Evolve and adapt
While the Pollo Campero identity crisis might be a sign of the challenges some retailers face trying to boost their appeal to Houston’s Hispanic residents, failing to adapt and appeal to Hispanics is no longer a feasible option.
To see that dynamic in action, consider a comparison between two high-profile grocers with significant Houston market share who have had very different strategies — and subsequently very different outcomes—over the years. One private, Texas-based grocery chain figured out quickly how to evolve, aggressively developing new brands and concepts, and ultimately unveiling an entirely new concept designed specifically to appeal to a Hispanic demographic. In contrast, a competing national chain has struggled to adapt, doing little if anything to change, and watching sales drift steadily downward as neighborhoods change around them.
Part of the challenge that some Houston retailers are facing is structural: even some that are used to targeting different populations have struggled somewhat with the intra-demographic diversity of the Hispanic market. Historically, retailers have also had some success focusing on and appealing to discrete neighborhoods. In Houston, however, this is problematic, because (with a couple of exceptions) the city’s Hispanic population is not geographically clumped together as commonly as it once was, but rather increasingly woven into the fabric of the city. Perhaps the most pressing question of all this is: how do you include and appeal to Hispanic shoppers without sacrificing your appeal to the rest of your customer base?

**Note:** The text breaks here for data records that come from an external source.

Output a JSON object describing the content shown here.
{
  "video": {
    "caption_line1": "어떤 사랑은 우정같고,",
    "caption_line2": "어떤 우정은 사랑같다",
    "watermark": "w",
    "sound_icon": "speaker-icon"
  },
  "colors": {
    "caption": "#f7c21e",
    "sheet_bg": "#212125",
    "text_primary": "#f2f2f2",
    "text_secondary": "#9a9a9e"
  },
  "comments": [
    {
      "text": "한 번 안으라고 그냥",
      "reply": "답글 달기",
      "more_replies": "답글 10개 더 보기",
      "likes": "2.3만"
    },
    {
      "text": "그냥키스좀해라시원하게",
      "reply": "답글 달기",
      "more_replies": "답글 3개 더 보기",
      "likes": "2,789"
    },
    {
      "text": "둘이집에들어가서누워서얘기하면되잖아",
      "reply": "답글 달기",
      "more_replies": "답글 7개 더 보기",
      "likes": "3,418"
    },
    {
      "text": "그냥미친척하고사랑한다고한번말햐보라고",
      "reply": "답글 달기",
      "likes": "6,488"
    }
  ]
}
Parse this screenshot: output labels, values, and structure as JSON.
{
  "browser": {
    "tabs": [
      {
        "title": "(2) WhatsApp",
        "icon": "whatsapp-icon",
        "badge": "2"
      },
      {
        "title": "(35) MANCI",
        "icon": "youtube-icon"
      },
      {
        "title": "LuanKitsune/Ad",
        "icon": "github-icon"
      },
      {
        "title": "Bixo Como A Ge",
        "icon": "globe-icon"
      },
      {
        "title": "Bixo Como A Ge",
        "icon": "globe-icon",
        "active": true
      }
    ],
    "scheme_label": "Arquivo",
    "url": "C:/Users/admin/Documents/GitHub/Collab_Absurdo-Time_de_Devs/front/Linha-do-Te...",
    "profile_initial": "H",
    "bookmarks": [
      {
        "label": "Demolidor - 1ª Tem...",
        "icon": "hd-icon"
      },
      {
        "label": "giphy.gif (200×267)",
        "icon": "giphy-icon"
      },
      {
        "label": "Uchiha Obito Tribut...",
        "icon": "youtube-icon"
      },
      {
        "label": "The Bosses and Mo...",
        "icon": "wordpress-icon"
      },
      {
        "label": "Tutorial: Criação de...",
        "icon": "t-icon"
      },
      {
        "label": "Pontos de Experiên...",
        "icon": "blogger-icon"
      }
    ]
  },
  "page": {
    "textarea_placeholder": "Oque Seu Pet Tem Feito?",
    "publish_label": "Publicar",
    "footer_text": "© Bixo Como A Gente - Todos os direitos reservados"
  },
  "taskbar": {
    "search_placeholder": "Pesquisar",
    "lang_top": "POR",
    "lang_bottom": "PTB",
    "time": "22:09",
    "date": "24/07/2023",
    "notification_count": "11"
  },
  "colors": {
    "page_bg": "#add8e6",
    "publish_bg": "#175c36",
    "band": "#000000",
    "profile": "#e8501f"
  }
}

Marketing and market share
How are Houston retailers adjusting and adapting to this sizable and fast-growing demographic with significant buying power — and what are some of the ways in which they are driving retail decision-making?
Increasingly, Houston’s most successful retailers are coming to understand that marketing to this segment means doing things a little bit differently. According to LatinoShop, Hispanic consumers are more social shoppers than non-Hispanic consumers, sharing more opinions, engaging in social networks to discuss shopping experiences and writing more product reviews. Additionally, 49% judge product quality by product packaging, as compared to only 19% of non-Hispanic consumers, and the majority prefers community-driven environments. As a result, creating a "shopping experience" with human connection and customer service is a savvy move. Expect to see more Houston retailers working to build dynamic, social spaces where consumers can touch and learn about the product. Because Hispanic shoppers tend to be younger than average (about a decade younger than the population as a whole), technology can and should play a larger role in terms of marketing and communications efforts to this youthful and tech-savvy demographic — 48% of the Hispanic market engages on social networks, while only 31% of the non-Hispanic demographic are active.
Going forward, expect to see more Houston retailers continuing to accommodate the Hispanic marketplace, creating these experiential environments and focusing heavily on creating strong and enduring brand and store relationships with Hispanic customers. In Houston’s ongoing retail evolution, the ability to both literally and figuratively speak the language — down to the various dialects — of a critical market segment will be a prerequisite for sustained success.
Co-authored by Jason Baker and Kenneth Katz, co-founders and principals with Houston-based Baker Katz, an X Team International partner and full-service commercial real estate brokerage firm specializing in retail tenant representation, investment sales, and project development and leasing. To learn more, visit Bakerkatz.com.